◆ Prompt: Make an exact copy of the records below, leaving every image out.

▬▬▬▬▬▬▬▬▬▬

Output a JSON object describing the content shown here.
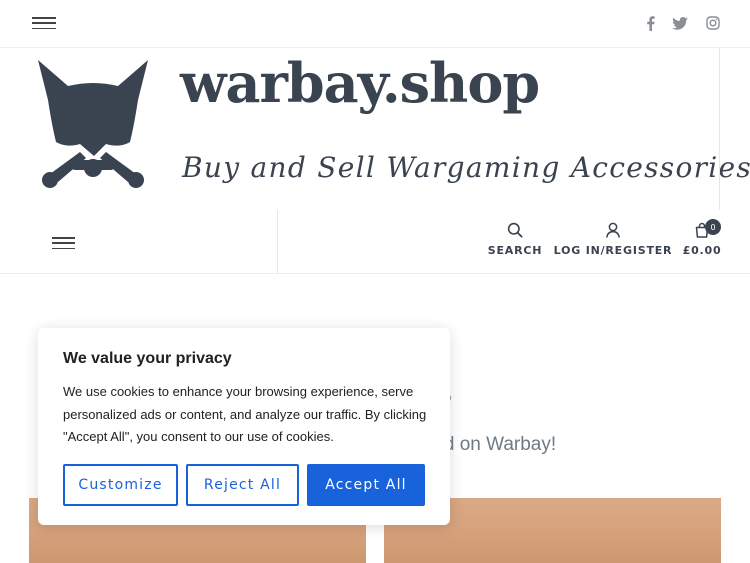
{
  "header": {
    "menu_icon": "hamburger-icon",
    "social": [
      {
        "icon": "facebook-icon"
      },
      {
        "icon": "twitter-icon"
      },
      {
        "icon": "instagram-icon"
      }
    ]
  },
  "brand": {
    "name": "warbay.shop",
    "tagline": "Buy and Sell Wargaming Accessories",
    "color": "#3a4350"
  },
  "nav": {
    "search_label": "SEARCH",
    "login_label": "LOG IN/REGISTER",
    "cart_total": "£0.00",
    "cart_count": "0"
  },
  "page": {
    "heading_fragment": "ls",
    "subheading_fragment": "ted on Warbay!"
  },
  "cookie": {
    "title": "We value your privacy",
    "body": "We use cookies to enhance your browsing experience, serve personalized ads or content, and analyze our traffic. By clicking \"Accept All\", you consent to our use of cookies.",
    "customize_label": "Customize",
    "reject_label": "Reject All",
    "accept_label": "Accept All",
    "accent": "#1863dc"
  }
}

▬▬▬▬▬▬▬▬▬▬

◆ Reply to the exercise:
Output a JSON object describing the content shown here.
{
  "header": {
    "menu_icon": "hamburger-icon",
    "social": [
      {
        "icon": "facebook-icon"
      },
      {
        "icon": "twitter-icon"
      },
      {
        "icon": "instagram-icon"
      }
    ]
  },
  "brand": {
    "name": "warbay.shop",
    "tagline": "Buy and Sell Wargaming Accessories",
    "color": "#3a4350"
  },
  "nav": {
    "search_label": "SEARCH",
    "login_label": "LOG IN/REGISTER",
    "cart_total": "£0.00",
    "cart_count": "0"
  },
  "page": {
    "heading_fragment": "ls",
    "subheading_fragment": "ted on Warbay!"
  },
  "cookie": {
    "title": "We value your privacy",
    "body": "We use cookies to enhance your browsing experience, serve personalized ads or content, and analyze our traffic. By clicking \"Accept All\", you consent to our use of cookies.",
    "customize_label": "Customize",
    "reject_label": "Reject All",
    "accept_label": "Accept All",
    "accent": "#1863dc"
  }
}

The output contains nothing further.